Alibaba’s retail business is split across three different stores: the original Alibaba.com for wholesale and B2B from Chinese manufacturers, Taobao for C2C (like eBay), and finally Tmall for B2C (like Amazon). Alibaba is principally a platform for connecting buyers and sellers, meaning its business is not limited to the items it can sell directly—and because Alibaba’s three stores cover the whole B2B2C2C spectrum, it has set up a pretty big and sweet middleman position (which it has aggressively defended against competitors like eBay).
But that’s just the part that actually resembles Amazon. As this Quartz piece breaks down, Alibaba dabbles in a dizzying number of other industries, with its own in-house equivalents of Uber, PayPal, Android, Dropbox, WhatsApp, Hulu, Spotify, and more—all of them dominating the world’s most populous country. No wonder Alibaba is one of the world’s ten biggest companies after 20 years.
Now, all of this is well and good and impressive. But still… how is Alibaba so huge, especially compared to Amazon, and especially when I’ve barely heard about it?
Three explanations for Alibaba’s meteoric rise:
1 – The sheer size of the Chinese market. China’s population is so obviously yuuuuuge that we forget how much yuger it is; America’s 300-million-or-so is a lot of people, but China roundly quadruples us with 1.4 billion. True, roughly half of Americans could be considered middle-class while China’s best estimate is one third—so an American is likelier than a Chinese person to have disposable income, and likely to have more of it—but there are simply wayyyyyyyy more customers over there.
2 – The “leapfrog effect” in Chinese retail. Americans have been shopping with glee since World War II and tons of big players have emerged—but the same cannot be said for China. America had a gradual transition from regional to national to modern multichannel markets, but China’s brick-and-mortar retail presence isn’t nearly as saturated because it was later and slower to develop. This means fewer big players competing in (what is now) a tech revolution for retail; thus, players like Alibaba can “leapfrog” this gap by taking Chinese retail consumers straight from thinly-spread regional stores to globally-unified online shopping.
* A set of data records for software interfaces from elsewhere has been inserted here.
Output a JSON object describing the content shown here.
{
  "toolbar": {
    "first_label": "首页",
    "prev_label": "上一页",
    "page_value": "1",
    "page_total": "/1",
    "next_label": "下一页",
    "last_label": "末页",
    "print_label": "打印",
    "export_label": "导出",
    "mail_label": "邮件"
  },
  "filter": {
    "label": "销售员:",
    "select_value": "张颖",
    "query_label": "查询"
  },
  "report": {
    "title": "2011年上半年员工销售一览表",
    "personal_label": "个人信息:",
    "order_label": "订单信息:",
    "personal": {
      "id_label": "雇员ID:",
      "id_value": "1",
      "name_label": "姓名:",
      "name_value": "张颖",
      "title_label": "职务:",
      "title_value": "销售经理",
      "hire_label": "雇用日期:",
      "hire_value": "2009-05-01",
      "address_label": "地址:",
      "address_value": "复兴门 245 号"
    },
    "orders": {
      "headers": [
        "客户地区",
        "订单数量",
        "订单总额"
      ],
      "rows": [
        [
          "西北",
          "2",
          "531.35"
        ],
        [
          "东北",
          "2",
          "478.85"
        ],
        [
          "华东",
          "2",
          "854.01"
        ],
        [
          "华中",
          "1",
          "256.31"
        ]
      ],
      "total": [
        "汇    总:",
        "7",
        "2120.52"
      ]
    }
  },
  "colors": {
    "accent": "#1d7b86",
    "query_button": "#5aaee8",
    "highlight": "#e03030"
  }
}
3 – Tapping an eager consumer market. Another difference invisible to Americans: as a society, we’re already used to the idea that there are countless things you might want to buy if you just browsed around online. Again, this is a newer idea to the average Chinese person—which means that many of them are now being pulled by the familiar siren song of ordering (too many) things on Alibaba Prime. What counts as “spending money” is expanding; for every dollar the Chinese spend online, about 60 cents go to the same old purchases and the other 40 cents are totally new spending.
How meteoric is the rise of Alibaba? Their 2014 IPO was (until recently) the largest in history with a market cap of $231 billion—larger than Google, Facebook, and Twitter combined and, today, Alibaba’s market cap is roughly $500 billion.